(Data records for software interfaces)
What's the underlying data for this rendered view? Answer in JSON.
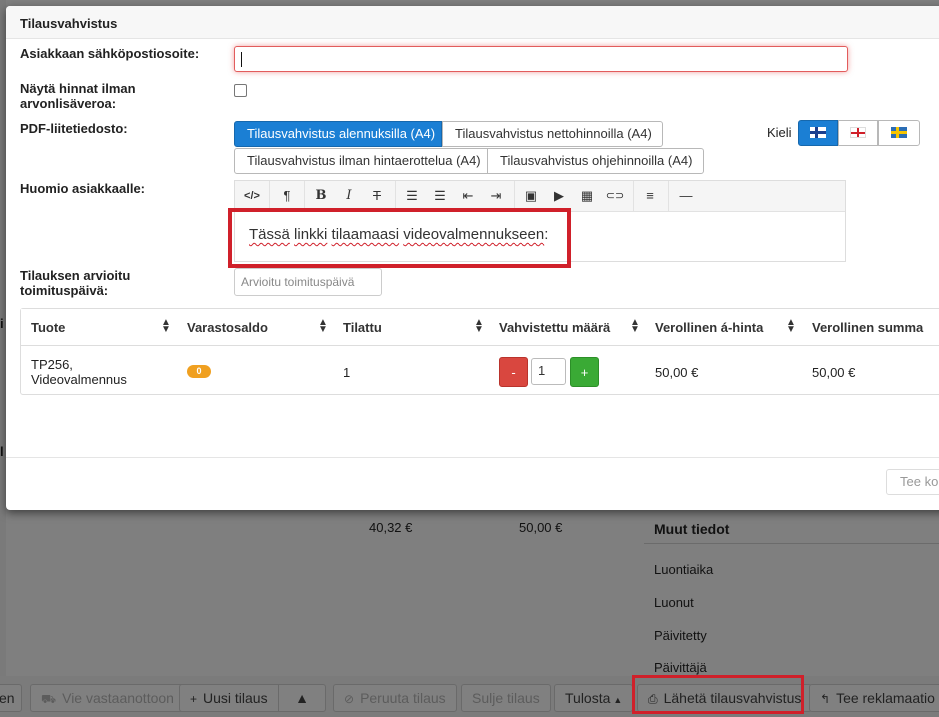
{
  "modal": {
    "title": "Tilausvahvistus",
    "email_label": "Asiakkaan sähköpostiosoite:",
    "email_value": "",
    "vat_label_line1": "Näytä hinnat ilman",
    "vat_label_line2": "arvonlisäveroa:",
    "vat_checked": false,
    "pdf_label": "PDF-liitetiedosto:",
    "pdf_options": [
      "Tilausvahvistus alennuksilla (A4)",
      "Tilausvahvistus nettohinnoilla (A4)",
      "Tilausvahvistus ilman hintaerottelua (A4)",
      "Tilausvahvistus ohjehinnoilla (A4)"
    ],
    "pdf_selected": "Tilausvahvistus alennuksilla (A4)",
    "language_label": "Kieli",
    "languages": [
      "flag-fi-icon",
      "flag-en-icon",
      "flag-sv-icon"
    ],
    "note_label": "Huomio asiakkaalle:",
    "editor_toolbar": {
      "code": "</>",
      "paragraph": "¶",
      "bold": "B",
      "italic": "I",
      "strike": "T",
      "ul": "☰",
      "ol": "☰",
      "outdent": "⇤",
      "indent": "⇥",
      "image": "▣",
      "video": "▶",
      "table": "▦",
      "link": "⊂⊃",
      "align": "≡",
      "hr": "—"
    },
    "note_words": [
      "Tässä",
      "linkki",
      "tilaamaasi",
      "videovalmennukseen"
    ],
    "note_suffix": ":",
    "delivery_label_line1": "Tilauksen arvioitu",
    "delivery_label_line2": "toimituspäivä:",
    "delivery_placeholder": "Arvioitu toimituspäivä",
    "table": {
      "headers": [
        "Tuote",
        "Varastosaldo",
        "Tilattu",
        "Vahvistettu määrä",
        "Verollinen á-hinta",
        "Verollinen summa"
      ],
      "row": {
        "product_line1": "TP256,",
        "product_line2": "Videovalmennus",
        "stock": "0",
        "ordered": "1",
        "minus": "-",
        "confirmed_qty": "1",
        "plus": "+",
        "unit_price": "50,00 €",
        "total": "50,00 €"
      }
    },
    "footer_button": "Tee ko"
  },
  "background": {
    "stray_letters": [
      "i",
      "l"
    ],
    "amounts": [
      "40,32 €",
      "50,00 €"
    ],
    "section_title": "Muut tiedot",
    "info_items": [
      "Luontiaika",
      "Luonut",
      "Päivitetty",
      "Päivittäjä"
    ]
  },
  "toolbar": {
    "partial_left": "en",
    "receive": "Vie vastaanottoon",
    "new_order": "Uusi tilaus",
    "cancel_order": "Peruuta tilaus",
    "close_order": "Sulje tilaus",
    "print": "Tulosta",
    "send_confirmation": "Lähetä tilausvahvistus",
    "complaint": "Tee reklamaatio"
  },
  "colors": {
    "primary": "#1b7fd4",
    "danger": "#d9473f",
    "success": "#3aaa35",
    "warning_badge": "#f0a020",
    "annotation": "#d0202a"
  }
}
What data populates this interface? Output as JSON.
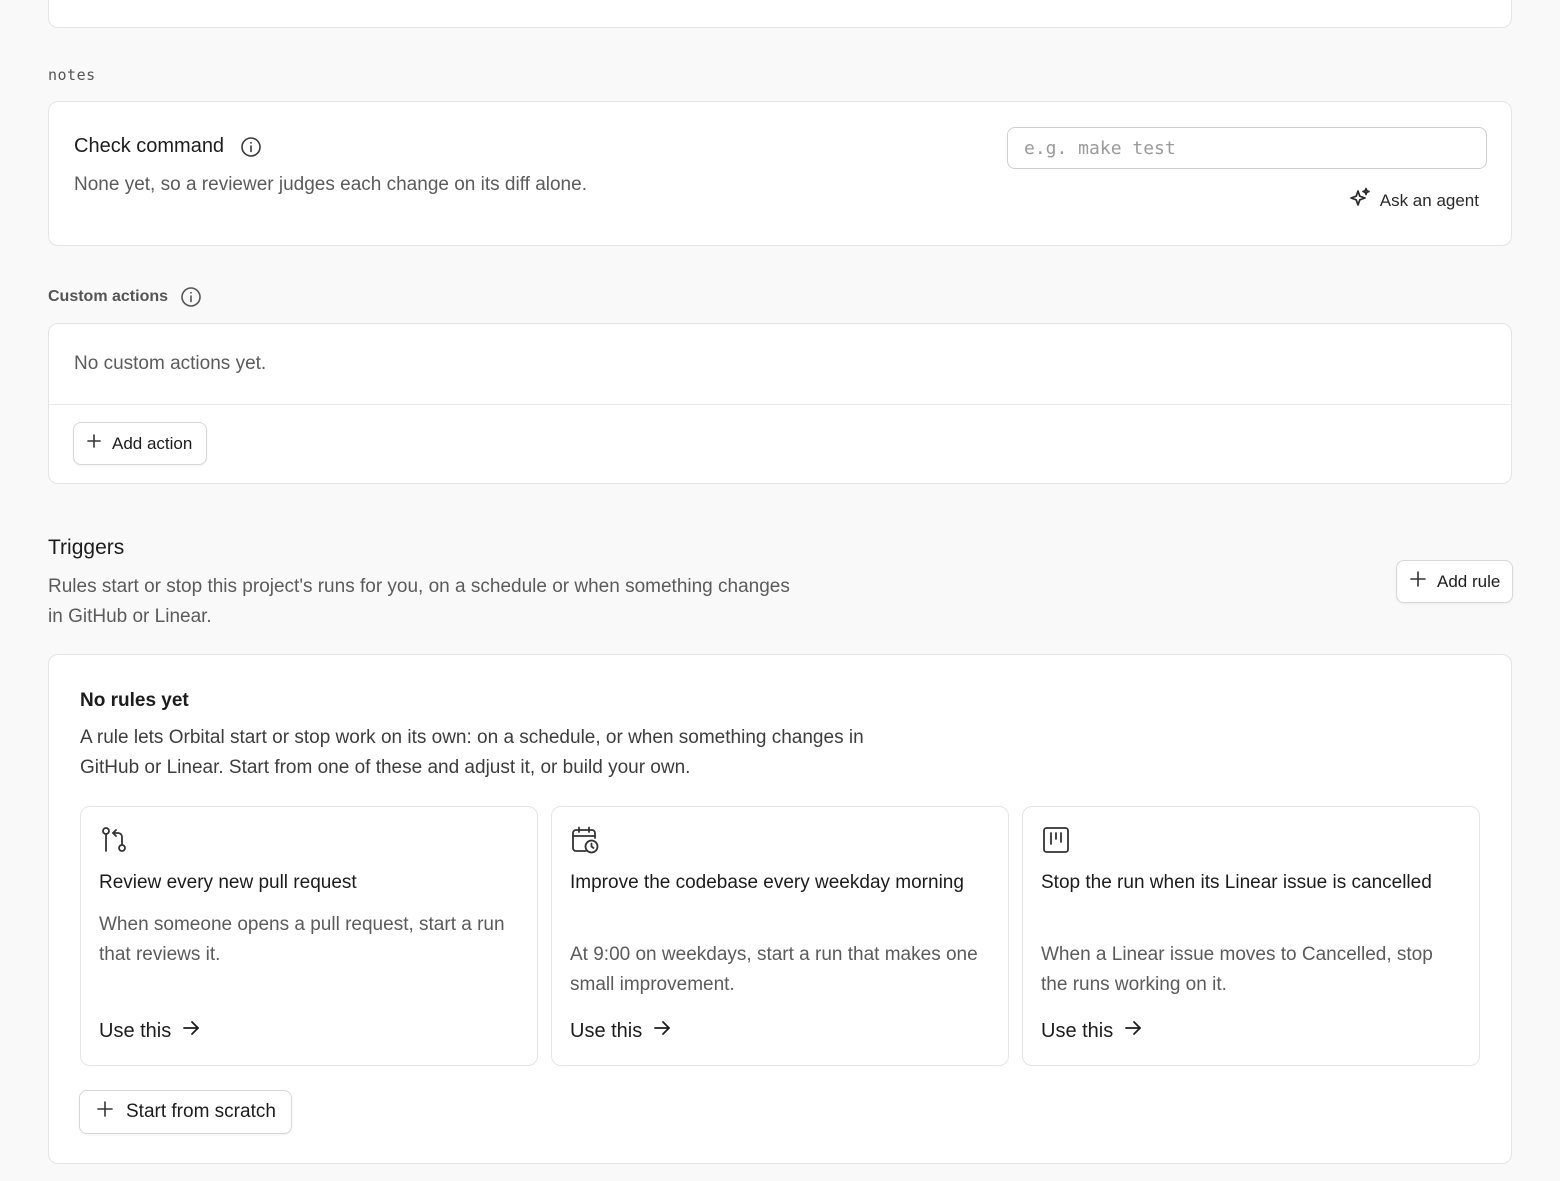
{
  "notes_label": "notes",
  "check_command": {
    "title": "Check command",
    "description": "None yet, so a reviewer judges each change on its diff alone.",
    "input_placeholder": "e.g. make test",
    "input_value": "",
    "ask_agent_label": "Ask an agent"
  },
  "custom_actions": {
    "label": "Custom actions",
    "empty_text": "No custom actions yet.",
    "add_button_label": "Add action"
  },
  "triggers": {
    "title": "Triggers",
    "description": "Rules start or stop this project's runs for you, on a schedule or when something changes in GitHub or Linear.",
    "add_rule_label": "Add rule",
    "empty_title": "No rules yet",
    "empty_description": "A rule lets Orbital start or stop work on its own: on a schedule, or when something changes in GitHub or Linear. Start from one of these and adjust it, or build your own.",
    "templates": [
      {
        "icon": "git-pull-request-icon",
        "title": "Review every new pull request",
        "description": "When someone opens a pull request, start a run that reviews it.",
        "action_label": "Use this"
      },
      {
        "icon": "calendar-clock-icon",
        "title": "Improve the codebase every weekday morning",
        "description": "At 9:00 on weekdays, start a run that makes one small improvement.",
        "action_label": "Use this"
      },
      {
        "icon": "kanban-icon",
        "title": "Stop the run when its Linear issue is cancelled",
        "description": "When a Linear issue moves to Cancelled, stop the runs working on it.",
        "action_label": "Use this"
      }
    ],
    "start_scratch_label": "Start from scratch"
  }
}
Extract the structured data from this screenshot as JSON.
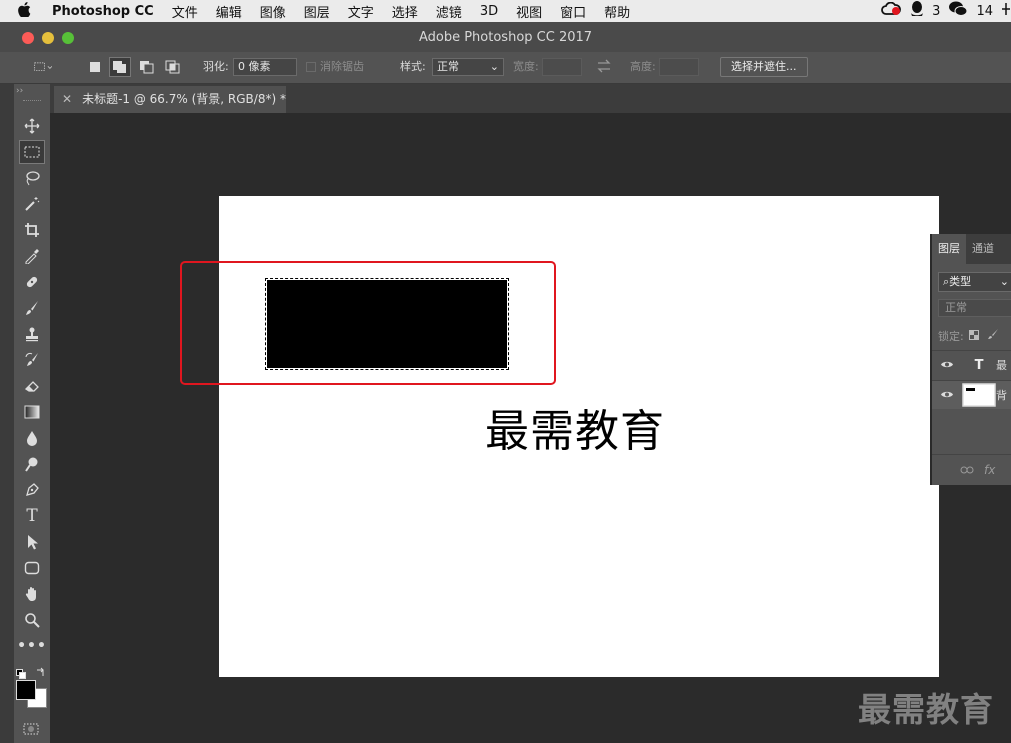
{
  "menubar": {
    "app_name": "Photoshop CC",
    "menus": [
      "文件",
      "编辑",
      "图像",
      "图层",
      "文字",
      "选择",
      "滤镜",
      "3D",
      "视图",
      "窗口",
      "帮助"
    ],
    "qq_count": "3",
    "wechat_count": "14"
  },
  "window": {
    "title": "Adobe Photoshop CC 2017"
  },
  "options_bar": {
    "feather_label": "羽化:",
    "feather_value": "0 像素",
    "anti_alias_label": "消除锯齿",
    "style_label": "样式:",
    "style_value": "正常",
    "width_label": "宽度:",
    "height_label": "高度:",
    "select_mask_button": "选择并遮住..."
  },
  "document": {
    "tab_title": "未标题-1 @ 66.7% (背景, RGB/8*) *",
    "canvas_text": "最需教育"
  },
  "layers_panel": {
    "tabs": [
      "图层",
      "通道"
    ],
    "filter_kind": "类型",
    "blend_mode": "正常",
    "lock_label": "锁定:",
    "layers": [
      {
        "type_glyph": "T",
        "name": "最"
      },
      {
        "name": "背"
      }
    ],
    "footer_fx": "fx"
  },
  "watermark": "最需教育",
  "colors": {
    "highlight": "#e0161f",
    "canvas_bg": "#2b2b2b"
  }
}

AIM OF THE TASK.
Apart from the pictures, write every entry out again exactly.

EXERCISE SOLUTION.
What's the underlying data for this rendered view? Answer in JSON.
{
  "modal": {
    "title": "Tilausvahvistus",
    "email_label": "Asiakkaan sähköpostiosoite:",
    "email_value": "",
    "vat_label_line1": "Näytä hinnat ilman",
    "vat_label_line2": "arvonlisäveroa:",
    "vat_checked": false,
    "pdf_label": "PDF-liitetiedosto:",
    "pdf_options": [
      "Tilausvahvistus alennuksilla (A4)",
      "Tilausvahvistus nettohinnoilla (A4)",
      "Tilausvahvistus ilman hintaerottelua (A4)",
      "Tilausvahvistus ohjehinnoilla (A4)"
    ],
    "pdf_selected": "Tilausvahvistus alennuksilla (A4)",
    "language_label": "Kieli",
    "languages": [
      "flag-fi-icon",
      "flag-en-icon",
      "flag-sv-icon"
    ],
    "note_label": "Huomio asiakkaalle:",
    "editor_toolbar": {
      "code": "</>",
      "paragraph": "¶",
      "bold": "B",
      "italic": "I",
      "strike": "T",
      "ul": "☰",
      "ol": "☰",
      "outdent": "⇤",
      "indent": "⇥",
      "image": "▣",
      "video": "▶",
      "table": "▦",
      "link": "⊂⊃",
      "align": "≡",
      "hr": "—"
    },
    "note_words": [
      "Tässä",
      "linkki",
      "tilaamaasi",
      "videovalmennukseen"
    ],
    "note_suffix": ":",
    "delivery_label_line1": "Tilauksen arvioitu",
    "delivery_label_line2": "toimituspäivä:",
    "delivery_placeholder": "Arvioitu toimituspäivä",
    "table": {
      "headers": [
        "Tuote",
        "Varastosaldo",
        "Tilattu",
        "Vahvistettu määrä",
        "Verollinen á-hinta",
        "Verollinen summa"
      ],
      "row": {
        "product_line1": "TP256,",
        "product_line2": "Videovalmennus",
        "stock": "0",
        "ordered": "1",
        "minus": "-",
        "confirmed_qty": "1",
        "plus": "+",
        "unit_price": "50,00 €",
        "total": "50,00 €"
      }
    },
    "footer_button": "Tee ko"
  },
  "background": {
    "stray_letters": [
      "i",
      "l"
    ],
    "amounts": [
      "40,32 €",
      "50,00 €"
    ],
    "section_title": "Muut tiedot",
    "info_items": [
      "Luontiaika",
      "Luonut",
      "Päivitetty",
      "Päivittäjä"
    ]
  },
  "toolbar": {
    "partial_left": "en",
    "receive": "Vie vastaanottoon",
    "new_order": "Uusi tilaus",
    "cancel_order": "Peruuta tilaus",
    "close_order": "Sulje tilaus",
    "print": "Tulosta",
    "send_confirmation": "Lähetä tilausvahvistus",
    "complaint": "Tee reklamaatio"
  },
  "colors": {
    "primary": "#1b7fd4",
    "danger": "#d9473f",
    "success": "#3aaa35",
    "warning_badge": "#f0a020",
    "annotation": "#d0202a"
  }
}
What data populates this interface? Output as JSON.
{
  "notes_label": "notes",
  "check_command": {
    "title": "Check command",
    "description": "None yet, so a reviewer judges each change on its diff alone.",
    "input_placeholder": "e.g. make test",
    "input_value": "",
    "ask_agent_label": "Ask an agent"
  },
  "custom_actions": {
    "label": "Custom actions",
    "empty_text": "No custom actions yet.",
    "add_button_label": "Add action"
  },
  "triggers": {
    "title": "Triggers",
    "description": "Rules start or stop this project's runs for you, on a schedule or when something changes in GitHub or Linear.",
    "add_rule_label": "Add rule",
    "empty_title": "No rules yet",
    "empty_description": "A rule lets Orbital start or stop work on its own: on a schedule, or when something changes in GitHub or Linear. Start from one of these and adjust it, or build your own.",
    "templates": [
      {
        "icon": "git-pull-request-icon",
        "title": "Review every new pull request",
        "description": "When someone opens a pull request, start a run that reviews it.",
        "action_label": "Use this"
      },
      {
        "icon": "calendar-clock-icon",
        "title": "Improve the codebase every weekday morning",
        "description": "At 9:00 on weekdays, start a run that makes one small improvement.",
        "action_label": "Use this"
      },
      {
        "icon": "kanban-icon",
        "title": "Stop the run when its Linear issue is cancelled",
        "description": "When a Linear issue moves to Cancelled, stop the runs working on it.",
        "action_label": "Use this"
      }
    ],
    "start_scratch_label": "Start from scratch"
  }
}
Extract the structured data from this screenshot as JSON.
{
  "menubar": {
    "app_name": "Photoshop CC",
    "menus": [
      "文件",
      "编辑",
      "图像",
      "图层",
      "文字",
      "选择",
      "滤镜",
      "3D",
      "视图",
      "窗口",
      "帮助"
    ],
    "qq_count": "3",
    "wechat_count": "14"
  },
  "window": {
    "title": "Adobe Photoshop CC 2017"
  },
  "options_bar": {
    "feather_label": "羽化:",
    "feather_value": "0 像素",
    "anti_alias_label": "消除锯齿",
    "style_label": "样式:",
    "style_value": "正常",
    "width_label": "宽度:",
    "height_label": "高度:",
    "select_mask_button": "选择并遮住..."
  },
  "document": {
    "tab_title": "未标题-1 @ 66.7% (背景, RGB/8*) *",
    "canvas_text": "最需教育"
  },
  "layers_panel": {
    "tabs": [
      "图层",
      "通道"
    ],
    "filter_kind": "类型",
    "blend_mode": "正常",
    "lock_label": "锁定:",
    "layers": [
      {
        "type_glyph": "T",
        "name": "最"
      },
      {
        "name": "背"
      }
    ],
    "footer_fx": "fx"
  },
  "watermark": "最需教育",
  "colors": {
    "highlight": "#e0161f",
    "canvas_bg": "#2b2b2b"
  }
}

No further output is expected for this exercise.